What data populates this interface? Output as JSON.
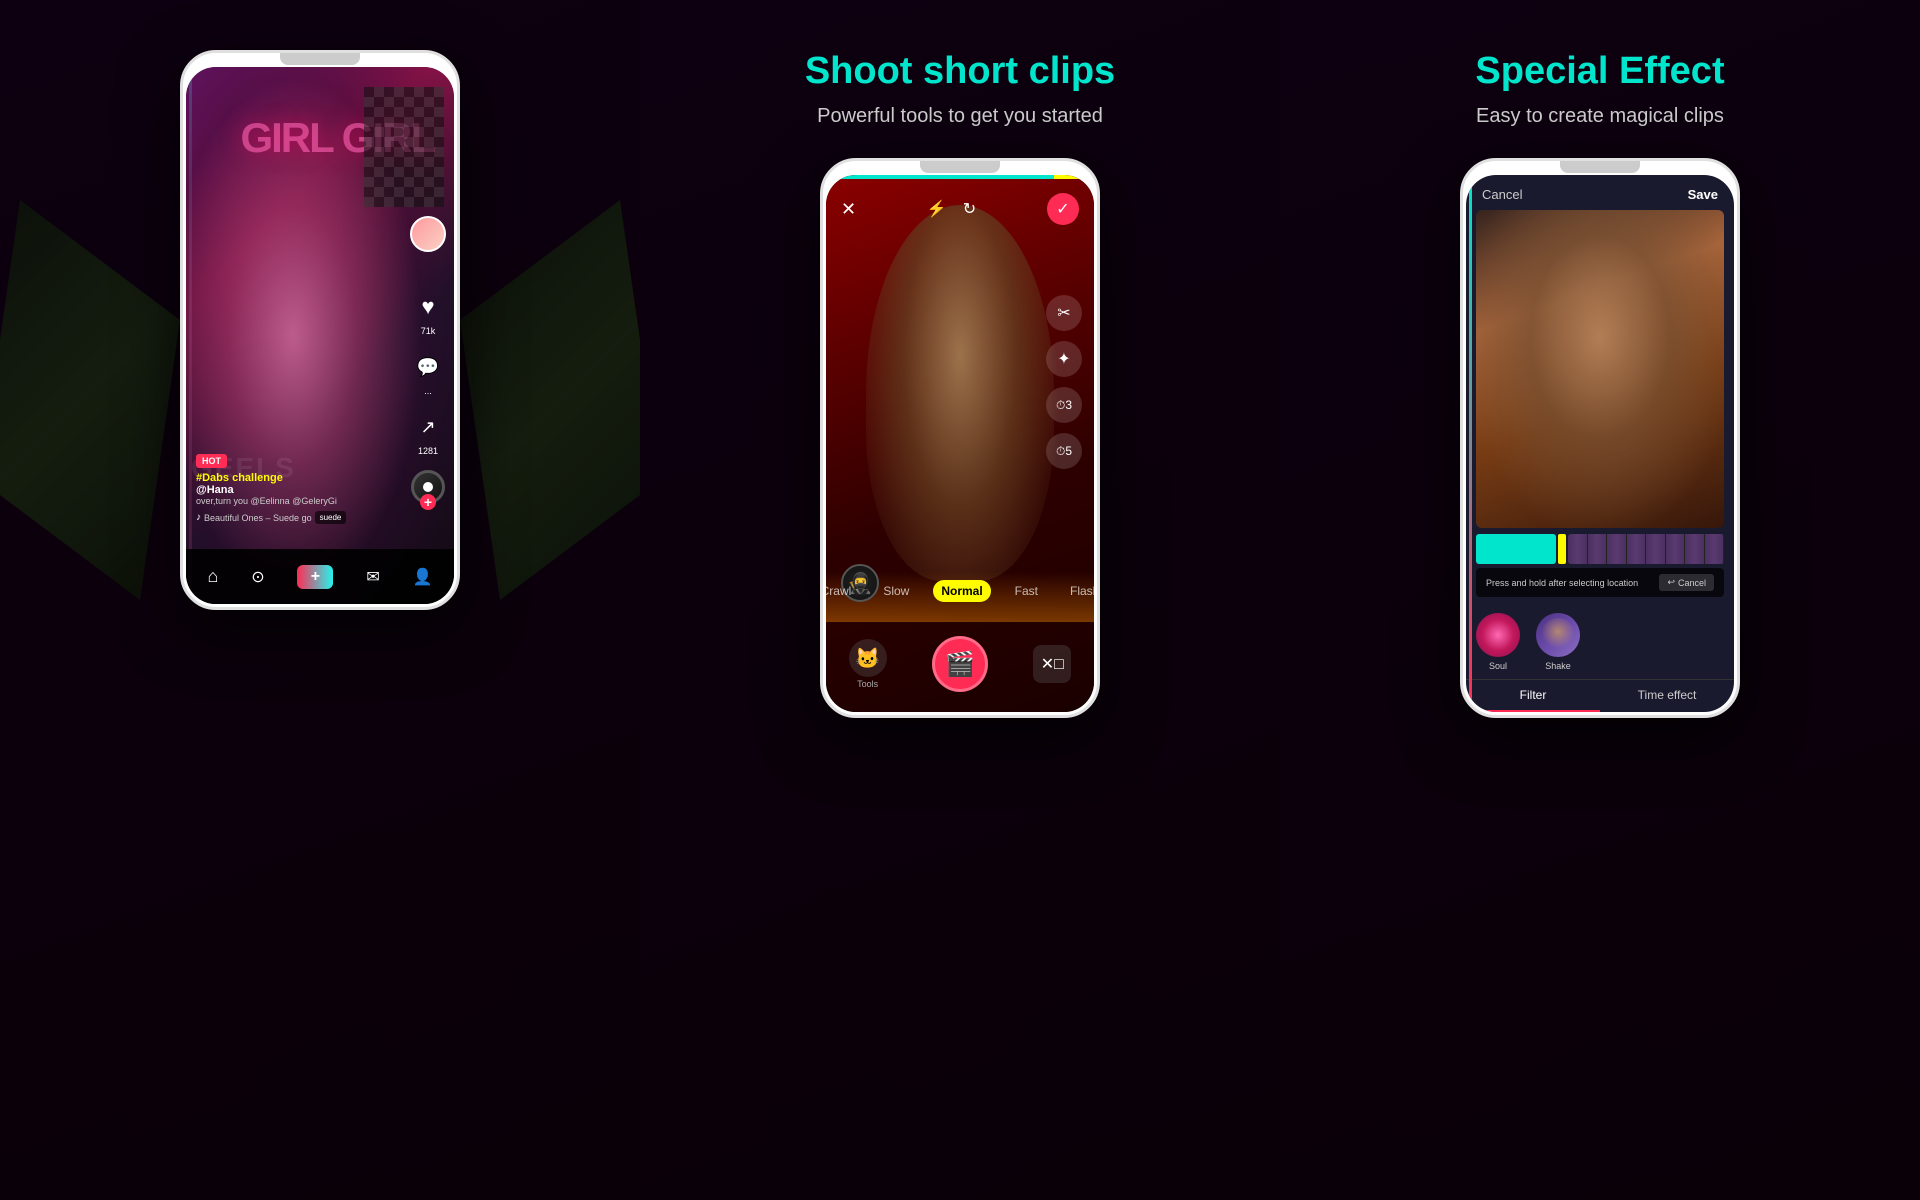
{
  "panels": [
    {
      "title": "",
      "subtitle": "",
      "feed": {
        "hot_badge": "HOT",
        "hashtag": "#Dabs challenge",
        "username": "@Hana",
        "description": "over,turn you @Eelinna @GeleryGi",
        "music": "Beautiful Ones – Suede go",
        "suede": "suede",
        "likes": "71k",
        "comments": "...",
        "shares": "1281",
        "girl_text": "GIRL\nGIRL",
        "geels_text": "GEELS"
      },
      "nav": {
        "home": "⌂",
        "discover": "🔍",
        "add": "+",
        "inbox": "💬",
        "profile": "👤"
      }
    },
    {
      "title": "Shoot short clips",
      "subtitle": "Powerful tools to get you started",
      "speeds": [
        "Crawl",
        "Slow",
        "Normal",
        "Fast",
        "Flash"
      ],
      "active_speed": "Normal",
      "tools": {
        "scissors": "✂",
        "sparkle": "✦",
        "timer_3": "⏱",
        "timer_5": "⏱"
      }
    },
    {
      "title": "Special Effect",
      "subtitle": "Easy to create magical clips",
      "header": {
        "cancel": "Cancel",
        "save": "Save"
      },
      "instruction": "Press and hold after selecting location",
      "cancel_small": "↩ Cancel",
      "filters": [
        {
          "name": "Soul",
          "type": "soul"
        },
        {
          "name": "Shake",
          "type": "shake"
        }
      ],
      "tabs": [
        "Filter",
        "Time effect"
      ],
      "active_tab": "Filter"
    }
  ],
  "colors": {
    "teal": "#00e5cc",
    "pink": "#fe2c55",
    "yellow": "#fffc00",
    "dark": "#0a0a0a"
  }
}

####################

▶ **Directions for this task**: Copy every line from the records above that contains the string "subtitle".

▶ **Answer to this problem**:
      "subtitle": "",
      "subtitle": "Powerful tools to get you started",
      "subtitle": "Easy to create magical clips",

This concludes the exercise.